• ECTS Key Features
Key Features of ECTS as the European Credit Transfer and Accumulation System
• ECTS/DS Users' Guide
The European Commission recently published an updated ECTS Users’ Guide presenting detailed information on ECTS key instruments, the Diploma Supplement, the ECTS and DS labels
European Commission, 2009
Compulsory for every graduate (since 2005), the Diploma Supplement is a tool which is attached to a higher education diploma and describes the degree’s qualification in an easily understandable way. It is designed to provide a standardised description of the nature, level, context, content and status of the studies that were successfully completed by the graduate. It is not a resume or a substitute for the original credential but rather a way of providing detailed information about any academic or professional qualification.
• Development and main aims of the Diploma Supplement
European Commission website
The Bologna Process includes the promotion of European co-operation in quality assurance as one of its ten objectives. The current structural and curriculum reform provide an opportunity for universities to reflect upon management practices and to review programmes and teaching and assessment methods with the aim of ensuring their quality.
In parallel, common requirements for national systems have been defined at European level to improve the consistency of quality assurance schemes across Europe. European standards and guidelines (ESG) have also been developed for internal and external quality assurance in order to provide universities and quality assurance agencies with common reference points.
• Standards and Guidelines for Quality Assurance in the European Higher Education Area
The European Quality Assurance Register for Higher Education (EQAR) has been established aiming at increasing transparency of quality assurance, and thus enhancing trust and confidence in European higher education.
For more information on the work EUA has been doing regarding Quality Assurance, please visit the Quality Assurance pages.
The recognition of qualifications is essential to allow students to study at different institutions in different countries. Work on agreeing the common recognition of qualifications predates the start of the Bologna Process, but overcoming legal recognition and administrative obstacles is one of the ten objectives of the reform process and a vital element in promoting mobility.
The Council of Europe's 'Convention on the Recognition of Qualifications concerning Higher Education in the European Region' (usually referred to as the Lisbon Convention) entered into force on 1 February 1999. It seeks to ensure that holders of a qualification from one European country have that qualification recognised in another and refers to the Diploma Supplement. The majority of countries participating in the Bologna Process have signed the Lisbon Recognition Convention and all 45 are encouraged to sign by 2007.
• Lisbon Recognition Convention
Convention on the recognition of qualifications concerning higher education in the European region
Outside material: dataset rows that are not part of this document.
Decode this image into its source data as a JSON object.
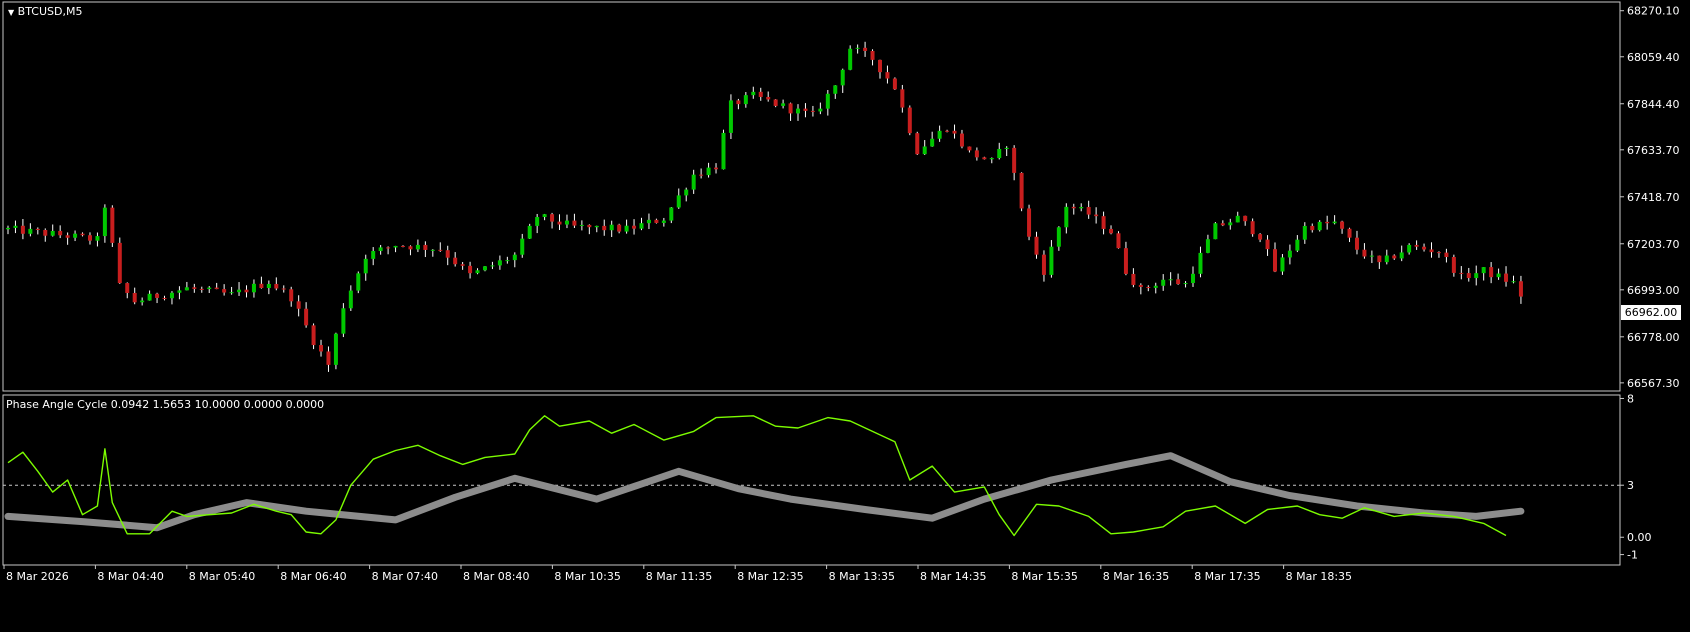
{
  "main_panel": {
    "title": "BTCUSD,M5",
    "current_price_label": "66962.00"
  },
  "indicator_panel": {
    "title": "Phase Angle Cycle 0.0942 1.5653 10.0000 0.0000 0.0000"
  },
  "colors": {
    "background": "#000000",
    "frame": "#c8c8c8",
    "bull_candle": "#00c800",
    "bear_candle": "#c81e1e",
    "wick": "#ffffff",
    "phase_line": "#7cfc00",
    "cycle_line": "#8c8c8c",
    "level_line": "#c8c8c8",
    "text": "#ffffff"
  },
  "chart_data": [
    {
      "type": "candlestick",
      "title": "BTCUSD,M5",
      "y_axis_labels": [
        "68270.10",
        "68059.40",
        "67844.40",
        "67633.70",
        "67418.70",
        "67203.70",
        "66993.00",
        "66778.00",
        "66567.30"
      ],
      "ylim": [
        66530,
        68310
      ],
      "x_axis_labels": [
        "8 Mar 2026",
        "8 Mar 04:40",
        "8 Mar 05:40",
        "8 Mar 06:40",
        "8 Mar 07:40",
        "8 Mar 08:40",
        "8 Mar 10:35",
        "8 Mar 11:35",
        "8 Mar 12:35",
        "8 Mar 13:35",
        "8 Mar 14:35",
        "8 Mar 15:35",
        "8 Mar 16:35",
        "8 Mar 17:35",
        "8 Mar 18:35"
      ],
      "candle_index_range": [
        0,
        223
      ],
      "close_path": [
        {
          "i": 0,
          "c": 67270
        },
        {
          "i": 8,
          "c": 67240
        },
        {
          "i": 12,
          "c": 67220
        },
        {
          "i": 13,
          "c": 67380
        },
        {
          "i": 15,
          "c": 67010
        },
        {
          "i": 17,
          "c": 66940
        },
        {
          "i": 24,
          "c": 67000
        },
        {
          "i": 30,
          "c": 66970
        },
        {
          "i": 35,
          "c": 67030
        },
        {
          "i": 38,
          "c": 66960
        },
        {
          "i": 41,
          "c": 66760
        },
        {
          "i": 43,
          "c": 66650
        },
        {
          "i": 45,
          "c": 66920
        },
        {
          "i": 48,
          "c": 67150
        },
        {
          "i": 52,
          "c": 67200
        },
        {
          "i": 58,
          "c": 67180
        },
        {
          "i": 62,
          "c": 67060
        },
        {
          "i": 68,
          "c": 67150
        },
        {
          "i": 71,
          "c": 67330
        },
        {
          "i": 76,
          "c": 67280
        },
        {
          "i": 83,
          "c": 67270
        },
        {
          "i": 88,
          "c": 67320
        },
        {
          "i": 92,
          "c": 67520
        },
        {
          "i": 95,
          "c": 67560
        },
        {
          "i": 97,
          "c": 67840
        },
        {
          "i": 100,
          "c": 67880
        },
        {
          "i": 105,
          "c": 67820
        },
        {
          "i": 108,
          "c": 67790
        },
        {
          "i": 111,
          "c": 67930
        },
        {
          "i": 113,
          "c": 68100
        },
        {
          "i": 116,
          "c": 68050
        },
        {
          "i": 119,
          "c": 67920
        },
        {
          "i": 122,
          "c": 67630
        },
        {
          "i": 126,
          "c": 67740
        },
        {
          "i": 129,
          "c": 67620
        },
        {
          "i": 132,
          "c": 67580
        },
        {
          "i": 134,
          "c": 67660
        },
        {
          "i": 137,
          "c": 67230
        },
        {
          "i": 139,
          "c": 67080
        },
        {
          "i": 142,
          "c": 67380
        },
        {
          "i": 145,
          "c": 67340
        },
        {
          "i": 148,
          "c": 67260
        },
        {
          "i": 150,
          "c": 67080
        },
        {
          "i": 152,
          "c": 66990
        },
        {
          "i": 155,
          "c": 67040
        },
        {
          "i": 158,
          "c": 67020
        },
        {
          "i": 160,
          "c": 67150
        },
        {
          "i": 162,
          "c": 67280
        },
        {
          "i": 165,
          "c": 67320
        },
        {
          "i": 168,
          "c": 67240
        },
        {
          "i": 170,
          "c": 67080
        },
        {
          "i": 174,
          "c": 67280
        },
        {
          "i": 178,
          "c": 67300
        },
        {
          "i": 181,
          "c": 67180
        },
        {
          "i": 184,
          "c": 67110
        },
        {
          "i": 188,
          "c": 67190
        },
        {
          "i": 192,
          "c": 67170
        },
        {
          "i": 195,
          "c": 67050
        },
        {
          "i": 198,
          "c": 67080
        },
        {
          "i": 203,
          "c": 67010
        }
      ],
      "last_close": 66962.0
    },
    {
      "type": "line",
      "title": "Phase Angle Cycle 0.0942 1.5653 10.0000 0.0000 0.0000",
      "y_axis_labels": [
        "8",
        "3",
        "0.00",
        "-1"
      ],
      "ylim": [
        -1.6,
        8.2
      ],
      "level_line": 3,
      "series": [
        {
          "values_at_candle_index": [
            {
              "i": 0,
              "v": 4.3
            },
            {
              "i": 2,
              "v": 4.9
            },
            {
              "i": 4,
              "v": 3.8
            },
            {
              "i": 6,
              "v": 2.6
            },
            {
              "i": 8,
              "v": 3.3
            },
            {
              "i": 10,
              "v": 1.3
            },
            {
              "i": 12,
              "v": 1.8
            },
            {
              "i": 13,
              "v": 5.1
            },
            {
              "i": 14,
              "v": 2.0
            },
            {
              "i": 16,
              "v": 0.2
            },
            {
              "i": 19,
              "v": 0.2
            },
            {
              "i": 22,
              "v": 1.5
            },
            {
              "i": 24,
              "v": 1.2
            },
            {
              "i": 30,
              "v": 1.4
            },
            {
              "i": 33,
              "v": 1.9
            },
            {
              "i": 36,
              "v": 1.5
            },
            {
              "i": 38,
              "v": 1.3
            },
            {
              "i": 40,
              "v": 0.3
            },
            {
              "i": 42,
              "v": 0.2
            },
            {
              "i": 44,
              "v": 1.0
            },
            {
              "i": 46,
              "v": 3.0
            },
            {
              "i": 49,
              "v": 4.5
            },
            {
              "i": 52,
              "v": 5.0
            },
            {
              "i": 55,
              "v": 5.3
            },
            {
              "i": 58,
              "v": 4.7
            },
            {
              "i": 61,
              "v": 4.2
            },
            {
              "i": 64,
              "v": 4.6
            },
            {
              "i": 68,
              "v": 4.8
            },
            {
              "i": 70,
              "v": 6.2
            },
            {
              "i": 72,
              "v": 7.0
            },
            {
              "i": 74,
              "v": 6.4
            },
            {
              "i": 78,
              "v": 6.7
            },
            {
              "i": 81,
              "v": 6.0
            },
            {
              "i": 84,
              "v": 6.5
            },
            {
              "i": 88,
              "v": 5.6
            },
            {
              "i": 92,
              "v": 6.1
            },
            {
              "i": 95,
              "v": 6.9
            },
            {
              "i": 100,
              "v": 7.0
            },
            {
              "i": 103,
              "v": 6.4
            },
            {
              "i": 106,
              "v": 6.3
            },
            {
              "i": 110,
              "v": 6.9
            },
            {
              "i": 113,
              "v": 6.7
            },
            {
              "i": 116,
              "v": 6.1
            },
            {
              "i": 119,
              "v": 5.5
            },
            {
              "i": 121,
              "v": 3.3
            },
            {
              "i": 124,
              "v": 4.1
            },
            {
              "i": 127,
              "v": 2.6
            },
            {
              "i": 131,
              "v": 2.9
            },
            {
              "i": 133,
              "v": 1.3
            },
            {
              "i": 135,
              "v": 0.1
            },
            {
              "i": 138,
              "v": 1.9
            },
            {
              "i": 141,
              "v": 1.8
            },
            {
              "i": 145,
              "v": 1.2
            },
            {
              "i": 148,
              "v": 0.2
            },
            {
              "i": 151,
              "v": 0.3
            },
            {
              "i": 155,
              "v": 0.6
            },
            {
              "i": 158,
              "v": 1.5
            },
            {
              "i": 162,
              "v": 1.8
            },
            {
              "i": 166,
              "v": 0.8
            },
            {
              "i": 169,
              "v": 1.6
            },
            {
              "i": 173,
              "v": 1.8
            },
            {
              "i": 176,
              "v": 1.3
            },
            {
              "i": 179,
              "v": 1.1
            },
            {
              "i": 182,
              "v": 1.7
            },
            {
              "i": 186,
              "v": 1.2
            },
            {
              "i": 190,
              "v": 1.4
            },
            {
              "i": 194,
              "v": 1.2
            },
            {
              "i": 198,
              "v": 0.8
            },
            {
              "i": 201,
              "v": 0.1
            }
          ]
        },
        {
          "values_at_candle_index": [
            {
              "i": 0,
              "v": 1.2
            },
            {
              "i": 10,
              "v": 0.9
            },
            {
              "i": 20,
              "v": 0.55
            },
            {
              "i": 25,
              "v": 1.3
            },
            {
              "i": 32,
              "v": 2.0
            },
            {
              "i": 40,
              "v": 1.5
            },
            {
              "i": 52,
              "v": 1.0
            },
            {
              "i": 60,
              "v": 2.3
            },
            {
              "i": 68,
              "v": 3.4
            },
            {
              "i": 79,
              "v": 2.2
            },
            {
              "i": 90,
              "v": 3.8
            },
            {
              "i": 98,
              "v": 2.8
            },
            {
              "i": 105,
              "v": 2.2
            },
            {
              "i": 115,
              "v": 1.6
            },
            {
              "i": 124,
              "v": 1.1
            },
            {
              "i": 131,
              "v": 2.2
            },
            {
              "i": 140,
              "v": 3.3
            },
            {
              "i": 150,
              "v": 4.2
            },
            {
              "i": 156,
              "v": 4.7
            },
            {
              "i": 164,
              "v": 3.2
            },
            {
              "i": 172,
              "v": 2.4
            },
            {
              "i": 181,
              "v": 1.8
            },
            {
              "i": 190,
              "v": 1.4
            },
            {
              "i": 197,
              "v": 1.2
            },
            {
              "i": 203,
              "v": 1.5
            }
          ]
        }
      ]
    }
  ]
}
Council of Europe – UNESCO, 1997
• Lisbon for Pedestrians - The Lisbon Convention - What is it?
Council of Europe - UNESCO
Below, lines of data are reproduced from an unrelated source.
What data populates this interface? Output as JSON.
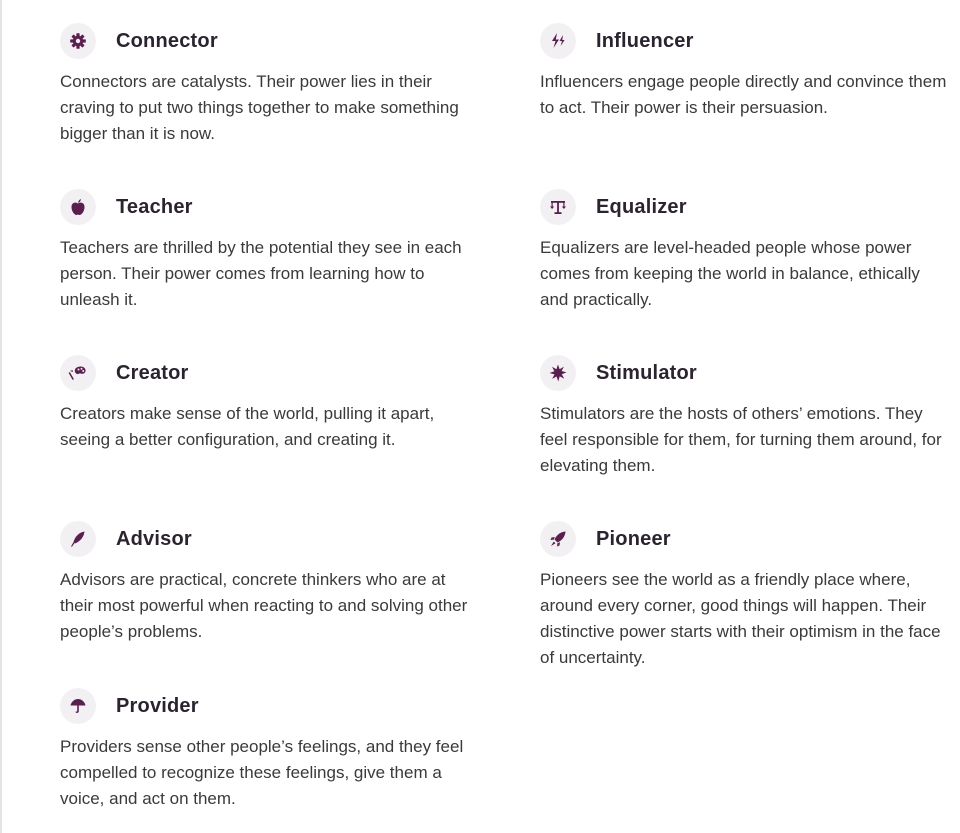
{
  "accent_color": "#5b1f4f",
  "cards": [
    {
      "title": "Connector",
      "icon": "gear-icon",
      "description": "Connectors are catalysts. Their power lies in their craving to put two things together to make something bigger than it is now."
    },
    {
      "title": "Influencer",
      "icon": "lightning-icon",
      "description": "Influencers engage people directly and convince them to act. Their power is their persuasion."
    },
    {
      "title": "Teacher",
      "icon": "apple-icon",
      "description": "Teachers are thrilled by the potential they see in each person. Their power comes from learning how to unleash it."
    },
    {
      "title": "Equalizer",
      "icon": "scale-icon",
      "description": "Equalizers are level-headed people whose power comes from keeping the world in balance, ethically and practically."
    },
    {
      "title": "Creator",
      "icon": "palette-icon",
      "description": "Creators make sense of the world, pulling it apart, seeing a better configuration, and creating it."
    },
    {
      "title": "Stimulator",
      "icon": "burst-icon",
      "description": "Stimulators are the hosts of others’ emotions. They feel responsible for them, for turning them around, for elevating them."
    },
    {
      "title": "Advisor",
      "icon": "quill-icon",
      "description": "Advisors are practical, concrete thinkers who are at their most powerful when reacting to and solving other people’s problems."
    },
    {
      "title": "Pioneer",
      "icon": "rocket-icon",
      "description": "Pioneers see the world as a friendly place where, around every corner, good things will happen. Their distinctive power starts with their optimism in the face of uncertainty."
    },
    {
      "title": "Provider",
      "icon": "umbrella-icon",
      "description": "Providers sense other people’s feelings, and they feel compelled to recognize these feelings, give them a voice, and act on them."
    }
  ]
}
• UNESCO/Council of Europe Code of Good Practice in the Provision of Transnational Education
Adopted by the Lisbon Recognition Convention Committee
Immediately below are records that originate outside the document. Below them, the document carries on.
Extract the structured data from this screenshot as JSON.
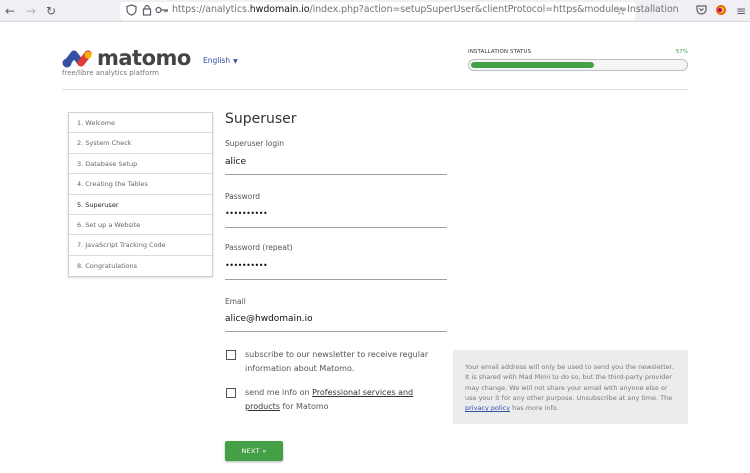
{
  "browser": {
    "url_prefix": "https://analytics.",
    "url_host": "hwdomain.io",
    "url_path": "/index.php?action=setupSuperUser&clientProtocol=https&module=Installation",
    "icons": [
      "back-arrow",
      "forward-arrow",
      "reload",
      "shield",
      "lock",
      "key",
      "star",
      "pocket",
      "firefox-account",
      "menu"
    ]
  },
  "header": {
    "logo_text": "matomo",
    "tagline": "free/libre analytics platform",
    "language": "English",
    "status_label": "INSTALLATION STATUS",
    "status_percent_text": "57%",
    "status_percent": 57
  },
  "steps": [
    {
      "label": "1. Welcome",
      "active": false
    },
    {
      "label": "2. System Check",
      "active": false
    },
    {
      "label": "3. Database Setup",
      "active": false
    },
    {
      "label": "4. Creating the Tables",
      "active": false
    },
    {
      "label": "5. Superuser",
      "active": true
    },
    {
      "label": "6. Set up a Website",
      "active": false
    },
    {
      "label": "7. JavaScript Tracking Code",
      "active": false
    },
    {
      "label": "8. Congratulations",
      "active": false
    }
  ],
  "form": {
    "heading": "Superuser",
    "login_label": "Superuser login",
    "login_value": "alice",
    "password_label": "Password",
    "password_value": "••••••••••",
    "password_repeat_label": "Password (repeat)",
    "password_repeat_value": "••••••••••",
    "email_label": "Email",
    "email_value": "alice@hwdomain.io",
    "newsletter_text": "subscribe to our newsletter to receive regular information about Matomo.",
    "pro_text_before": "send me info on ",
    "pro_link": "Professional services and products",
    "pro_text_after": " for Matomo",
    "next_label": "NEXT »"
  },
  "info": {
    "text_before": "Your email address will only be used to send you the newsletter. It is shared with Mad Mimi to do so, but the third-party provider may change. We will not share your email with anyone else or use your it for any other purpose. Unsubscribe at any time. The ",
    "link": "privacy policy",
    "text_after": " has more info."
  },
  "colors": {
    "accent_green": "#43a047",
    "link_blue": "#3450a3",
    "logo_blue": "#3450a3",
    "logo_red": "#e53935",
    "logo_yellow": "#f4b400"
  }
}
Council of Europe – UNESCO, 2001
• Key tools and documents on recognition issues